## What is expected
Line count for the string "placeholder" in the records below: report that figure and nothing else.

## Task material
((

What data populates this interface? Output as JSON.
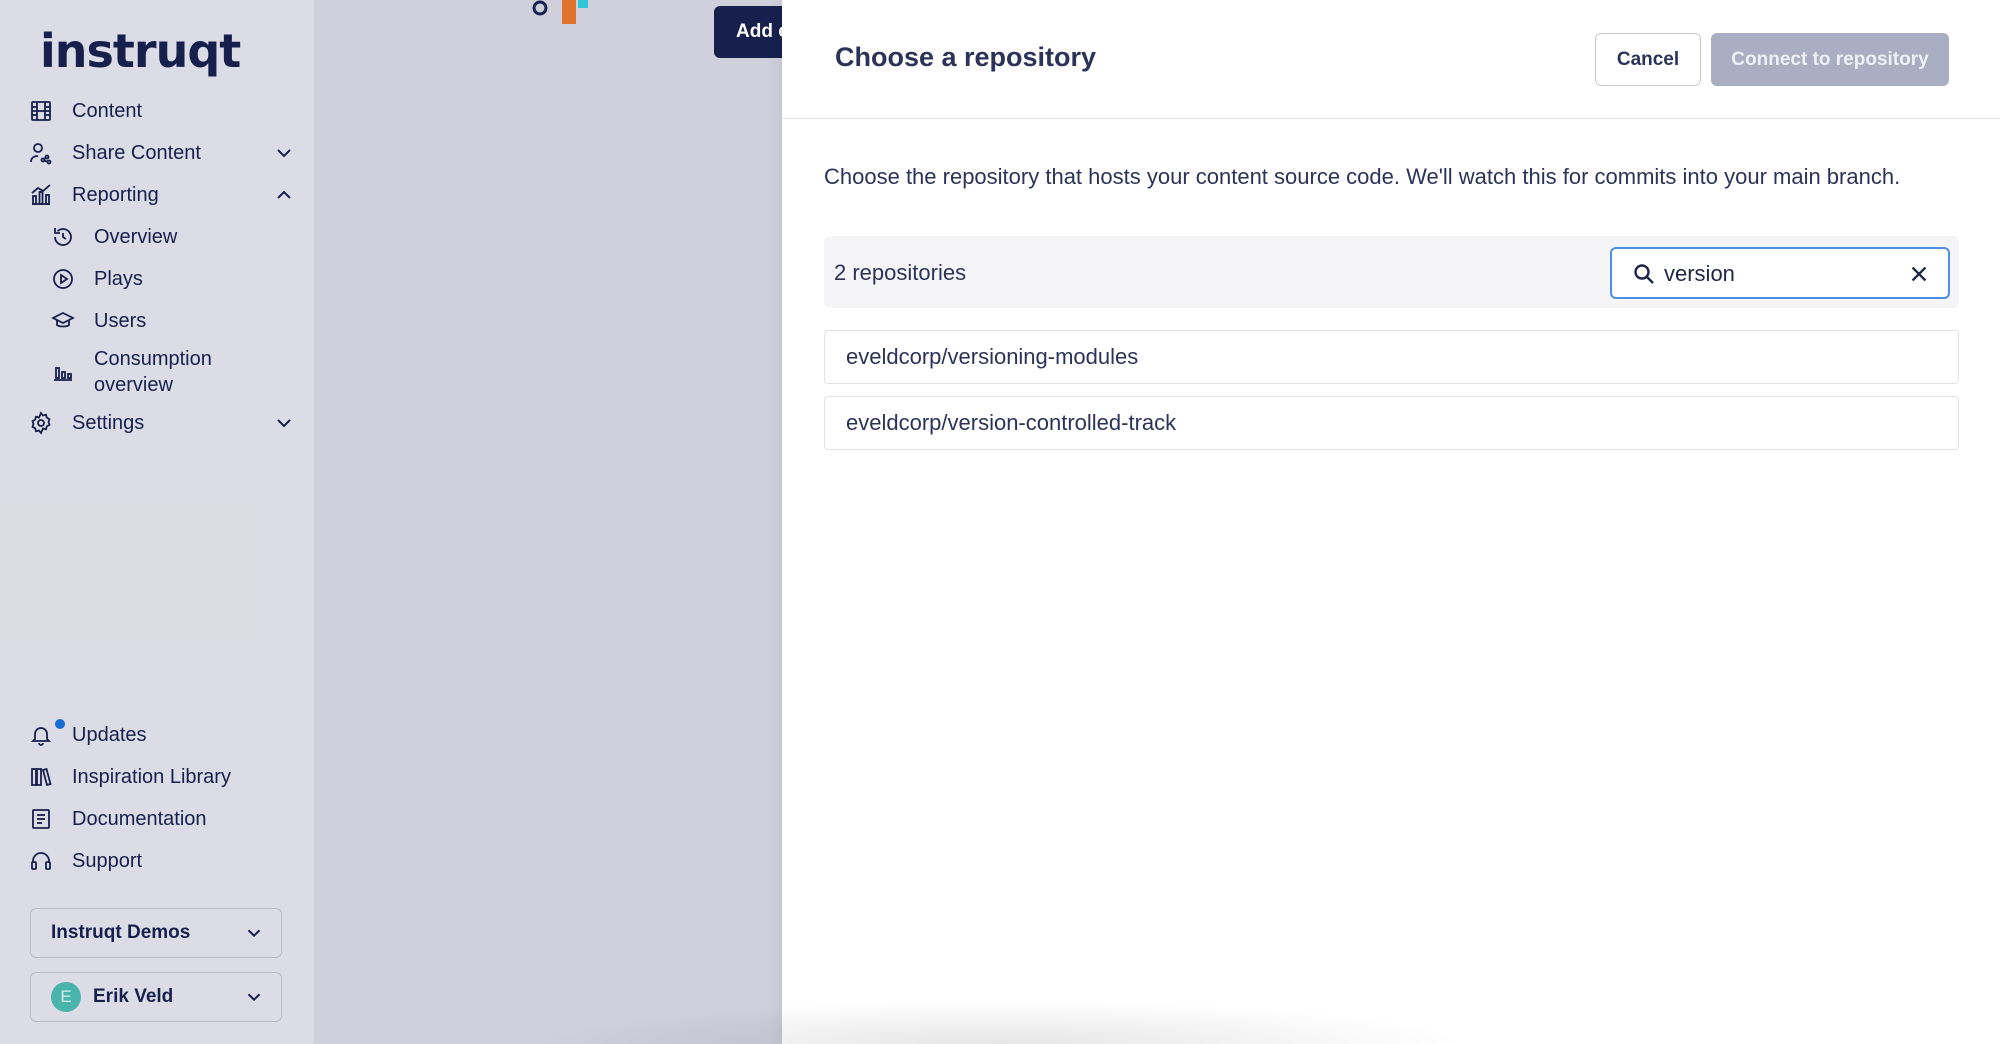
{
  "brand": {
    "logo_text": "instruqt"
  },
  "sidebar": {
    "items": [
      {
        "label": "Content",
        "icon": "film-icon"
      },
      {
        "label": "Share Content",
        "icon": "share-user-icon",
        "expanded": false
      },
      {
        "label": "Reporting",
        "icon": "chart-icon",
        "expanded": true
      },
      {
        "label": "Settings",
        "icon": "gear-icon",
        "expanded": false
      }
    ],
    "reporting_sub": [
      {
        "label": "Overview",
        "icon": "history-icon"
      },
      {
        "label": "Plays",
        "icon": "play-circle-icon"
      },
      {
        "label": "Users",
        "icon": "graduation-cap-icon"
      },
      {
        "label_line1": "Consumption",
        "label_line2": "overview",
        "icon": "bar-chart-icon"
      }
    ],
    "bottom_items": [
      {
        "label": "Updates",
        "icon": "bell-icon",
        "has_notification": true
      },
      {
        "label": "Inspiration Library",
        "icon": "library-icon"
      },
      {
        "label": "Documentation",
        "icon": "document-icon"
      },
      {
        "label": "Support",
        "icon": "headset-icon"
      }
    ],
    "org_select": "Instruqt Demos",
    "user": {
      "initial": "E",
      "name": "Erik Veld"
    }
  },
  "background": {
    "add_button_label": "Add c"
  },
  "drawer": {
    "title": "Choose a repository",
    "cancel_label": "Cancel",
    "connect_label": "Connect to repository",
    "description": "Choose the repository that hosts your content source code. We'll watch this for commits into your main branch.",
    "repo_count": "2 repositories",
    "search": {
      "value": "version",
      "placeholder": ""
    },
    "repositories": [
      "eveldcorp/versioning-modules",
      "eveldcorp/version-controlled-track"
    ]
  },
  "colors": {
    "accent": "#4b8fe3",
    "brand_dark": "#17204d",
    "disabled_button": "#a9aec2",
    "notification": "#1875e0"
  }
}
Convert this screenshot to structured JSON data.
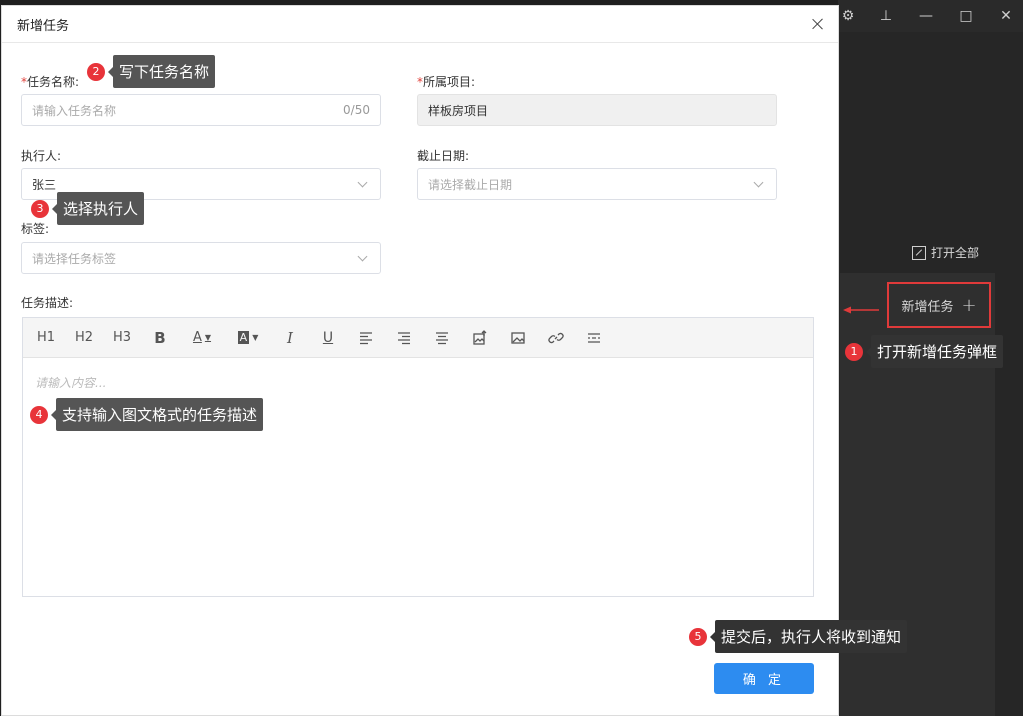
{
  "window_controls": [
    "⚙",
    "⊥",
    "—",
    "□",
    "✕"
  ],
  "side_panel": {
    "open_all": "打开全部",
    "new_task": "新增任务",
    "plus": "+"
  },
  "modal": {
    "title": "新增任务",
    "task_name": {
      "label": "任务名称:",
      "required": "*",
      "placeholder": "请输入任务名称",
      "count": "0/50"
    },
    "project": {
      "label": "所属项目:",
      "required": "*",
      "value": "样板房项目"
    },
    "assignee": {
      "label": "执行人:",
      "value": "张三"
    },
    "deadline": {
      "label": "截止日期:",
      "placeholder": "请选择截止日期"
    },
    "tags": {
      "label": "标签:",
      "placeholder": "请选择任务标签"
    },
    "description": {
      "label": "任务描述:",
      "toolbar": [
        "H1",
        "H2",
        "H3",
        "B",
        "A",
        "A",
        "I",
        "U"
      ],
      "placeholder": "请输入内容..."
    },
    "confirm": "确 定"
  },
  "annotations": [
    {
      "num": "1",
      "text": "打开新增任务弹框"
    },
    {
      "num": "2",
      "text": "写下任务名称"
    },
    {
      "num": "3",
      "text": "选择执行人"
    },
    {
      "num": "4",
      "text": "支持输入图文格式的任务描述"
    },
    {
      "num": "5",
      "text": "提交后，执行人将收到通知"
    }
  ],
  "colors": {
    "accent": "#2d8cf0",
    "annotation_badge": "#e8343a",
    "highlight_border": "#e03a3a"
  }
}
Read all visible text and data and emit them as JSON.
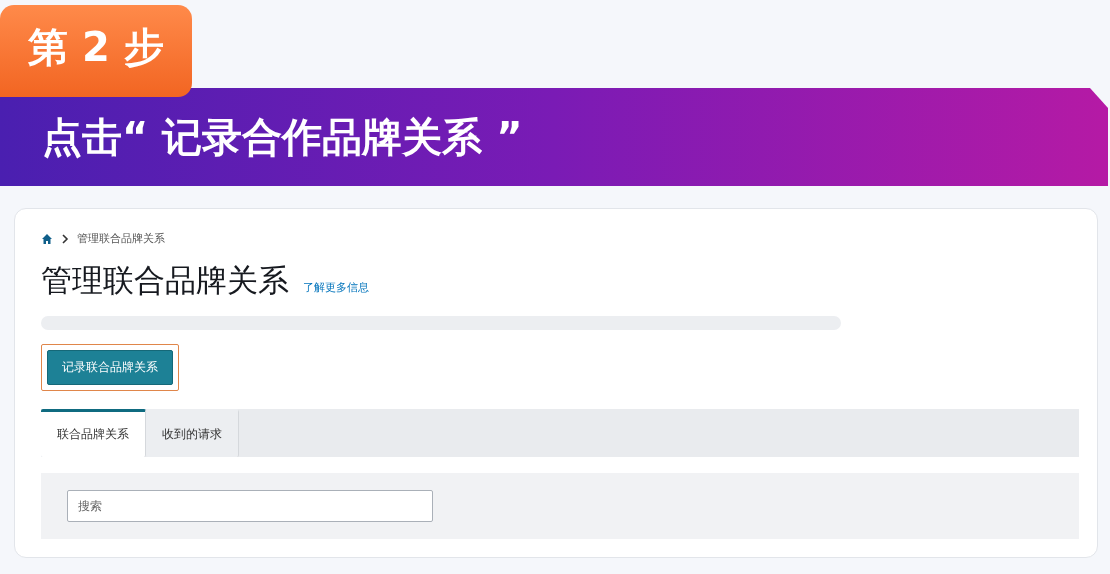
{
  "step_badge": "第 2 步",
  "banner": "点击“ 记录合作品牌关系 ”",
  "breadcrumb": {
    "items": [
      "管理联合品牌关系"
    ]
  },
  "page": {
    "title": "管理联合品牌关系",
    "learn_more": "了解更多信息"
  },
  "action_button": {
    "label": "记录联合品牌关系",
    "highlighted": true
  },
  "tabs": [
    {
      "label": "联合品牌关系",
      "selected": true
    },
    {
      "label": "收到的请求",
      "selected": false
    }
  ],
  "search": {
    "placeholder": "搜索"
  }
}
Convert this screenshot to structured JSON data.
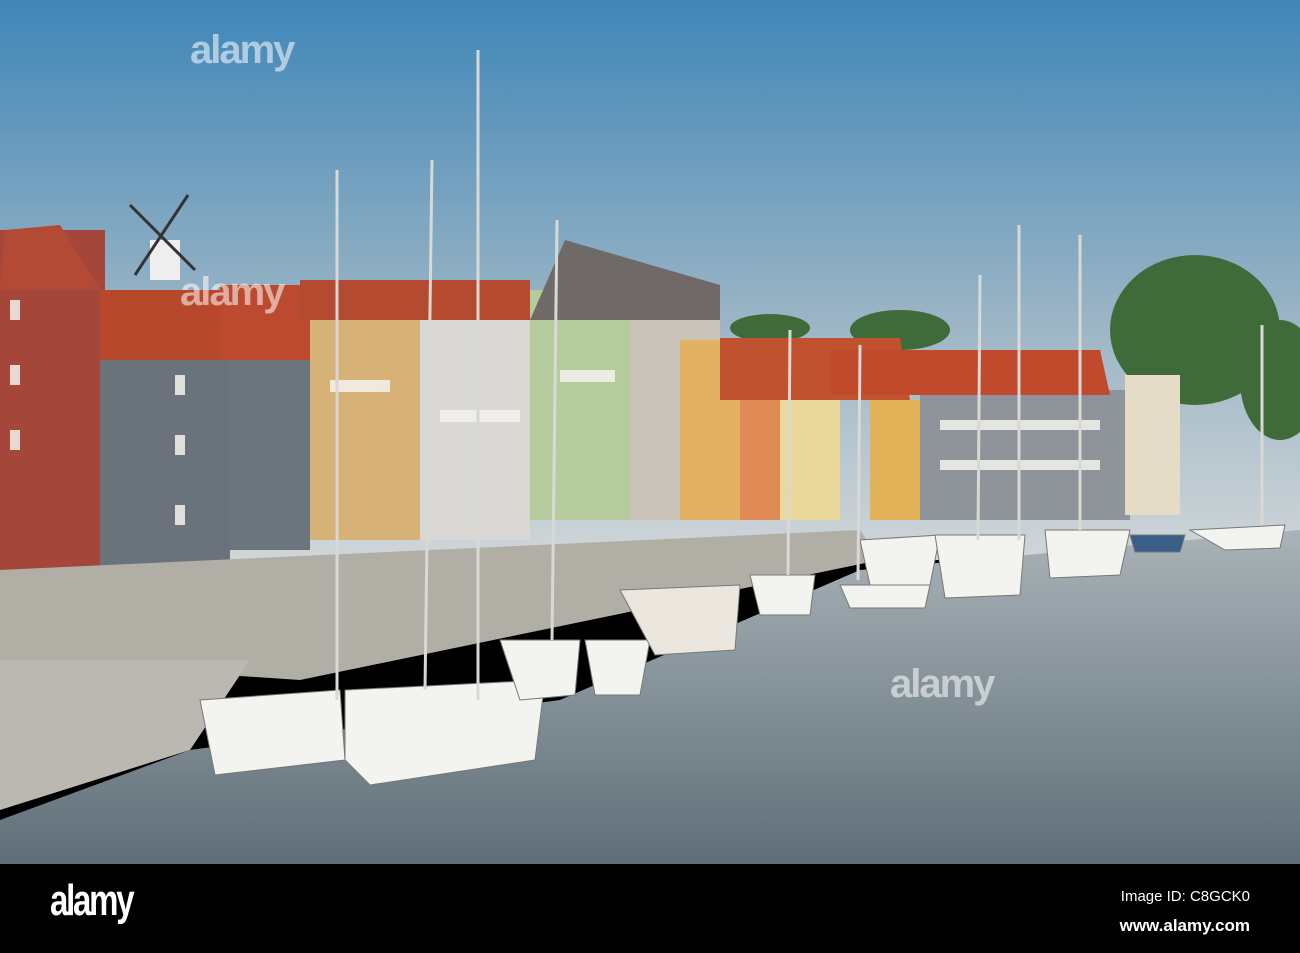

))

## Completed task
6